**Assignment**
Copy the entries character for character.

**Records from a data source**
········
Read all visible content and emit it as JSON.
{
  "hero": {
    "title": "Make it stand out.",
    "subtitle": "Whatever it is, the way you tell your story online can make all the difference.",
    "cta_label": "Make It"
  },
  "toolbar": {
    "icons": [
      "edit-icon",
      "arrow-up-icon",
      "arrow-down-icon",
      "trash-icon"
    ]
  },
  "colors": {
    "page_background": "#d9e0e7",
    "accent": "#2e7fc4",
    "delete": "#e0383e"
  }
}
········
**Output below**
Read all visible content and emit it as JSON.
{
  "hero": {
    "title": "Make it stand out.",
    "subtitle": "Whatever it is, the way you tell your story online can make all the difference.",
    "cta_label": "Make It"
  },
  "toolbar": {
    "icons": [
      "edit-icon",
      "arrow-up-icon",
      "arrow-down-icon",
      "trash-icon"
    ]
  },
  "colors": {
    "page_background": "#d9e0e7",
    "accent": "#2e7fc4",
    "delete": "#e0383e"
  }
}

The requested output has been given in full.